Auckland's least active neighbourhoods are being mapped so more can be done to get people off couches in the fight against obesity-related illness.

To use official language, the Auckland Regional Physical Activity and Sport Strategy and the Auckland Regional Public Health Service are conducting "health data mapping" to identify "areas of high need".

Information from the Census, NZ Health Survey and Sport and Recreation NZ is being used to identify "communities of interest" says strategy director Kelvyn Eglinton.

Once areas of concentrated low-activity are identified at the end of this month, more resources will be targeted for those neighbourhoods.

The information will also be used to help the Health Ministry, councils, the regional council and Auckland's four regional sports trusts to make "better investment decisions".

Mr Eglinton says many agencies use physical activity to aid planning.

"For example, ARTA (the regional transport authority) uses walking and cycling as a traffic decongestion and public transport tool, while the health sector uses activity to prevent and assist health conditions such as diabetes and obesity.

"If we can link the work of all these agencies at one time into communities of need we will have greater effect."

The Arpass strategy was formed after a 2001 Government report on sport and recreation found Auckland's services fragmented and duplicated.

Partially funded by Sport and Recreation NZ, ARPASS aims to improve collaboration between its other stakeholders: the ARC, the Ministry of Health, and Auckland's four regional sports trusts (Counties Manukau Sport, Sport Auckland, Sport Waitakere and Harbour Sport).

Other work to be undertaken when health data mapping is completed includes:

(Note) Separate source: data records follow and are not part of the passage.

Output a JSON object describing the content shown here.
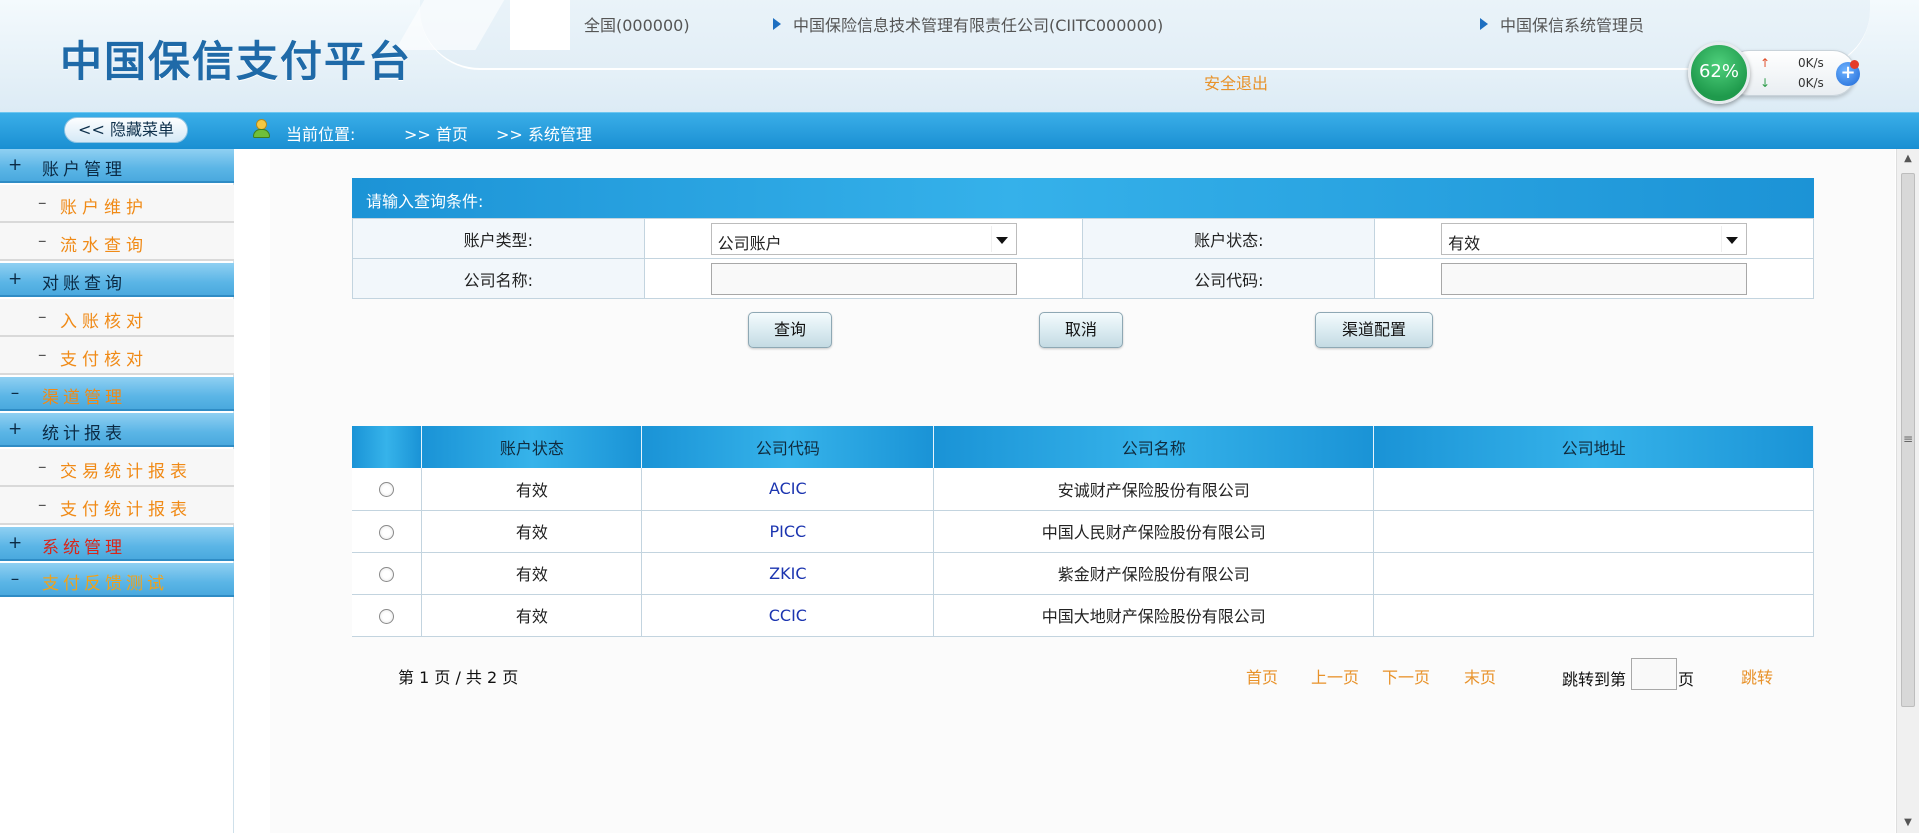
{
  "header": {
    "app_title": "中国保信支付平台",
    "region": "全国(000000)",
    "company": "中国保险信息技术管理有限责任公司(CIITC000000)",
    "user_role": "中国保信系统管理员",
    "logout_label": "安全退出",
    "monitor": {
      "percent": "62%",
      "up_speed": "0K/s",
      "down_speed": "0K/s"
    }
  },
  "navbar": {
    "hide_menu_label": "<< 隐藏菜单",
    "location_label": "当前位置:",
    "breadcrumbs": [
      ">> 首页",
      ">> 系统管理"
    ]
  },
  "sidebar": {
    "items": [
      {
        "sign": "+",
        "label": "账户管理"
      },
      {
        "sign": "–",
        "label": "账户维护"
      },
      {
        "sign": "–",
        "label": "流水查询"
      },
      {
        "sign": "+",
        "label": "对账查询"
      },
      {
        "sign": "–",
        "label": "入账核对"
      },
      {
        "sign": "–",
        "label": "支付核对"
      },
      {
        "sign": "–",
        "label": "渠道管理"
      },
      {
        "sign": "+",
        "label": "统计报表"
      },
      {
        "sign": "–",
        "label": "交易统计报表"
      },
      {
        "sign": "–",
        "label": "支付统计报表"
      },
      {
        "sign": "+",
        "label": "系统管理"
      },
      {
        "sign": "–",
        "label": "支付反馈测试"
      }
    ]
  },
  "query": {
    "title": "请输入查询条件:",
    "account_type_label": "账户类型:",
    "account_type_value": "公司账户",
    "account_status_label": "账户状态:",
    "account_status_value": "有效",
    "company_name_label": "公司名称:",
    "company_name_value": "",
    "company_code_label": "公司代码:",
    "company_code_value": "",
    "buttons": {
      "search": "查询",
      "cancel": "取消",
      "channel_config": "渠道配置"
    }
  },
  "results": {
    "columns": [
      "",
      "账户状态",
      "公司代码",
      "公司名称",
      "公司地址"
    ],
    "rows": [
      {
        "status": "有效",
        "code": "ACIC",
        "name": "安诚财产保险股份有限公司",
        "address": ""
      },
      {
        "status": "有效",
        "code": "PICC",
        "name": "中国人民财产保险股份有限公司",
        "address": ""
      },
      {
        "status": "有效",
        "code": "ZKIC",
        "name": "紫金财产保险股份有限公司",
        "address": ""
      },
      {
        "status": "有效",
        "code": "CCIC",
        "name": "中国大地财产保险股份有限公司",
        "address": ""
      }
    ]
  },
  "pager": {
    "info": "第 1 页 / 共 2 页",
    "first": "首页",
    "prev": "上一页",
    "next": "下一页",
    "last": "末页",
    "jump_prefix": "跳转到第",
    "jump_suffix": "页",
    "jump_button": "跳转"
  },
  "colors": {
    "accent_blue": "#1a93d6",
    "link_orange": "#e8922a",
    "title_blue": "#1f6aa8"
  }
}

Environmental audits of barriers to activity _ such as traffic congestion, access to facilities and parks, safety of physical activity equipment.

Determining the amount, scale and appropriateness of physical activity programmes in those areas.

Development of programmes to better meet the needs of these communities.

- AUCKLANDER